WASHINGTON – Senators listened to advice from the media,researchers and government officials Tuesday on how to improve access to information at a subcommittee meeting to consider reforms to the Freedom of Information Act.
Reporters and researchers told the Senate Judiciary Committee subcommittee on terrorism,technology and homeland security of the importance of a citizen's right to be informed,as a part of the checks and balances system and for public safety.
The discussion came during the first Sunshine Week,nearly a decade since Congress approved major reforms to the Freedom of Information Act,and just before Wednesday's National FOIA Day,said Sen. John Cornyn,R-Texas,who presided over the hearing.
Sunshine laws require governments to operate openly,or in the sunlight,and freedom of information acts require government to release information,generally with exceptions for such things as criminal investigations,individual personnel files and ongoing litigation.
“I hope today's hearing will prove to be an important first step towards strengthening our open government laws and to reinforcing our national commitment to freedom of information,” Cornyn.
The Open Government Act,introduced by Cornyn and Sen. Patrick Leahy,D-Vt.,would close loopholes,set deadlines for the government to respond to requests for information and provide tools,funding and training to improve agency policies and performance.

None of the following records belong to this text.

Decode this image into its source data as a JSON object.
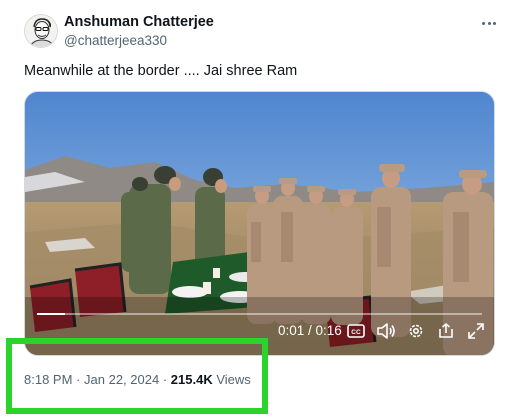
{
  "author": {
    "name": "Anshuman Chatterjee",
    "handle": "@chatterjeea330",
    "avatar_icon": "portrait-sketch-icon"
  },
  "more_icon": "more-horizontal-icon",
  "tweet": {
    "text": "Meanwhile at the border .... Jai shree Ram"
  },
  "video": {
    "time": "0:01 / 0:16",
    "progress": 0.0625,
    "controls": [
      "closed-captions-icon",
      "volume-icon",
      "settings-icon",
      "share-out-icon",
      "fullscreen-icon"
    ]
  },
  "meta": {
    "time": "8:18 PM",
    "sep1": "·",
    "date": "Jan 22, 2024",
    "sep2": "·",
    "views_count": "215.4K",
    "views_label": "Views"
  },
  "colors": {
    "highlight": "#2ad42a",
    "text_primary": "#0f1419",
    "text_secondary": "#536471"
  }
}
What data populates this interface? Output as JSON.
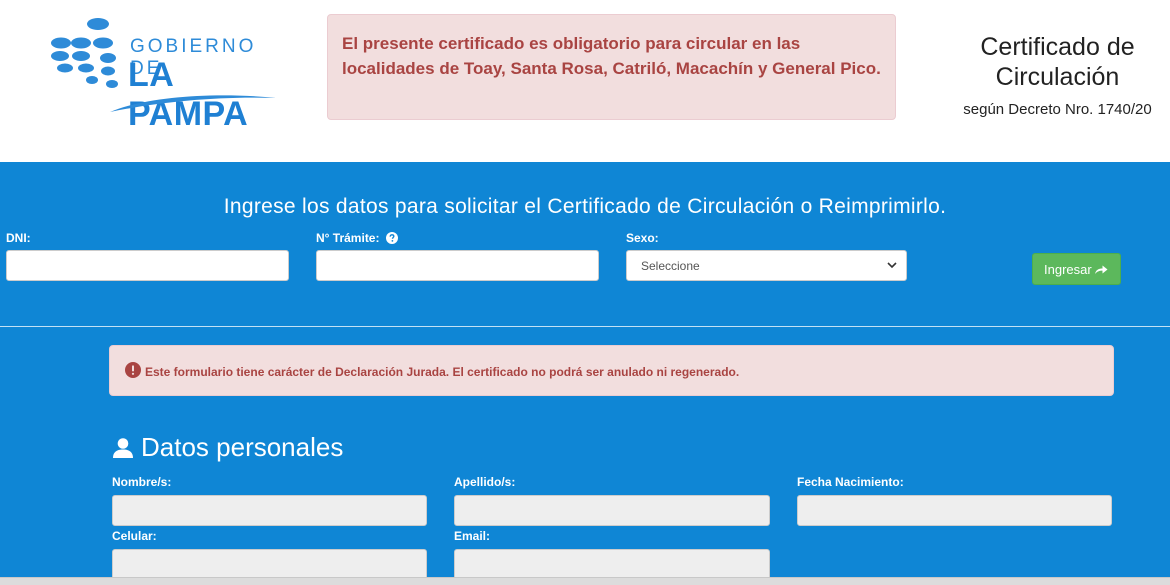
{
  "header": {
    "logo": {
      "line1": "GOBIERNO DE",
      "line2": "LA PAMPA"
    },
    "notice": "El presente certificado es obligatorio para circular en las localidades de Toay, Santa Rosa, Catriló, Macachín y General Pico.",
    "cert_title": "Certificado de Circulación",
    "cert_subtitle": "según Decreto Nro. 1740/20"
  },
  "search_form": {
    "lead": "Ingrese los datos para solicitar el Certificado de Circulación o Reimprimirlo.",
    "dni_label": "DNI:",
    "dni_value": "",
    "tramite_label": "N° Trámite:",
    "tramite_value": "",
    "sexo_label": "Sexo:",
    "sexo_selected": "Seleccione",
    "submit_label": "Ingresar",
    "icons": {
      "tramite_help": "question-circle-icon",
      "submit": "share-arrow-icon",
      "select": "chevron-down-icon"
    }
  },
  "declaration_alert": {
    "text": "Este formulario tiene carácter de Declaración Jurada. El certificado no podrá ser anulado ni regenerado.",
    "icon": "exclamation-circle-icon"
  },
  "personal_data": {
    "title": "Datos personales",
    "icon": "user-icon",
    "nombre_label": "Nombre/s:",
    "apellido_label": "Apellido/s:",
    "fecha_label": "Fecha Nacimiento:",
    "celular_label": "Celular:",
    "email_label": "Email:"
  },
  "colors": {
    "brand_blue": "#0f86d5",
    "alert_bg": "#f2dede",
    "alert_text": "#a94442",
    "success": "#5cb85c"
  }
}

A 2003 survey by the National Security Archive found the FOIA system in extreme disarray,said Mark Tapscott,the director of the Center for Media and Public Policy at the Heritage Foundation.
He said agency contact information on Web sites was often inaccurate,response times largely failed to meet the statutory standard,only a few agencies performed thorough document searches and the lack of central accountability resulted in lost requests and the inability to track progress.
Katherine M. “Missy” Cary,Texas assistant attorney general and chief of the open records division,described the state's model system. She said the Texas records system uses a toll-free hotline to clarify the law and make information accessible.
“There is no question that the addition of a similar system under the proposed act would provide citizens with the customer service,attention and access that citizens deserve from their public servants,” Cary said.
Inefficiencies combine with reluctance to produce records to win the government such labels as “secretive,” speakers told the senators.
“The Open Government Act takes incremental but important steps toward improving FOIA processes,” said Lisa Graves,senior counsel for the American Civil Liberties Union,including “emphasizing that the core purpose of FOIA is disclosure,not secrecy.”
The speakers agreed some information should be classified for security purposes or to “protect other important national and individual interests,” Graves said,“but we,as a people must continue to resist a culture of secrecy.”
“Sunshine is the best disinfectant,not only in the physical world,but perhaps even more so in fighting waste,fraud and corruption in government and protecting public safety,” Tapscott said.
Tapscott listed several examples of reporting made possible by FOIA.
The South Florida Sun-Sentinel found that $28 million in federal disaster aid went to thousands of residents in Florida's Dade County,100 miles south of where Hurricane Frances made landfall.
The Federal Emergency Management Agency wouldn't release records,but a FOIA lawsuit forced FEMA to release the information.
Cornyn noted that reform could make FOIA litigation the exception rather than the rule.
Speakers told the senators that public safety is at issues when the government withholds crucial information.
Tapscott said Cox Newspapers had been denied a Justice Department database that could allow reporters and others to find illegal aliens who should have been deported when they finished criminal jail terms but were released when immigration officials failed to take them into custody.
The 9/11 Commission Report says that publicity might have derailed the attacks on the World Trade Towers and the Pentagon,said Meredith Fuchs,general counsel of the National Security Archive.
The hijackers' paymaster,Ramzi Binalshibh,said in a February 2003 interrogation that if the organizers of the attacks had known that Zacarias Moussaoui had been arrested at his Minnesota flight school on immigration charges,Bin Laden would have called off the attacks,the report said.
The Associated Press found that researchers at the National Institutes of Health were collecting royalties on drugs and devices they were testing on patients who did not know of their financial interests in the products in 2000,said Walter Mears,former AP Washington bureau chief. “When the story hit the wire,the practice ended,” he said,and it was made possible by information pried loose by the FOIA.